--- The records Enclosed Below ---

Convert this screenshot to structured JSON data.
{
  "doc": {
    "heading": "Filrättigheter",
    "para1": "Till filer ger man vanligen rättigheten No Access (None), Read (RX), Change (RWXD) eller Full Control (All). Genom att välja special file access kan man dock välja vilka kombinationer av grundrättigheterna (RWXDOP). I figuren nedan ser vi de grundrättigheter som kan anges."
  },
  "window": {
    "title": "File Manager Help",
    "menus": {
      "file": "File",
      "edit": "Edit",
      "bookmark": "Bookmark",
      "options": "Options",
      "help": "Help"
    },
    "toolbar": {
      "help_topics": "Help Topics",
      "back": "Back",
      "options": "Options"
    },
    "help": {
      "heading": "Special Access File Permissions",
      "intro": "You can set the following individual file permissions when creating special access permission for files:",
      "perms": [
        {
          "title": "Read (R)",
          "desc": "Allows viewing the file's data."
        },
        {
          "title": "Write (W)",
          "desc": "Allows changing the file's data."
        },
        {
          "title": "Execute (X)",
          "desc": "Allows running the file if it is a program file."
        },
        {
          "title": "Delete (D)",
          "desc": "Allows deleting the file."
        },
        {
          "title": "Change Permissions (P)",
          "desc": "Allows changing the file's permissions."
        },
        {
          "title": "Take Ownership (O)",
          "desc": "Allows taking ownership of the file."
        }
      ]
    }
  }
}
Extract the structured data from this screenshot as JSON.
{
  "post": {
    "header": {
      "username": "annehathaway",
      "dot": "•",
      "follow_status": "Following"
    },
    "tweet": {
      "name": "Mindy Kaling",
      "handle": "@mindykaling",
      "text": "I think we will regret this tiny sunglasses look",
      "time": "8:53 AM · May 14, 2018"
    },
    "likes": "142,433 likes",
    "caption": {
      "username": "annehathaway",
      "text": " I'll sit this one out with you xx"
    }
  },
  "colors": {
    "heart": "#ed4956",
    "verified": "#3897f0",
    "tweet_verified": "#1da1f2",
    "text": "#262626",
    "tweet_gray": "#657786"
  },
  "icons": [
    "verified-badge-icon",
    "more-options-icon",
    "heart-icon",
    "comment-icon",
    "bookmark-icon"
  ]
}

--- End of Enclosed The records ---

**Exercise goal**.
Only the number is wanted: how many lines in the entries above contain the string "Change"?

**Answer to the problem**.
2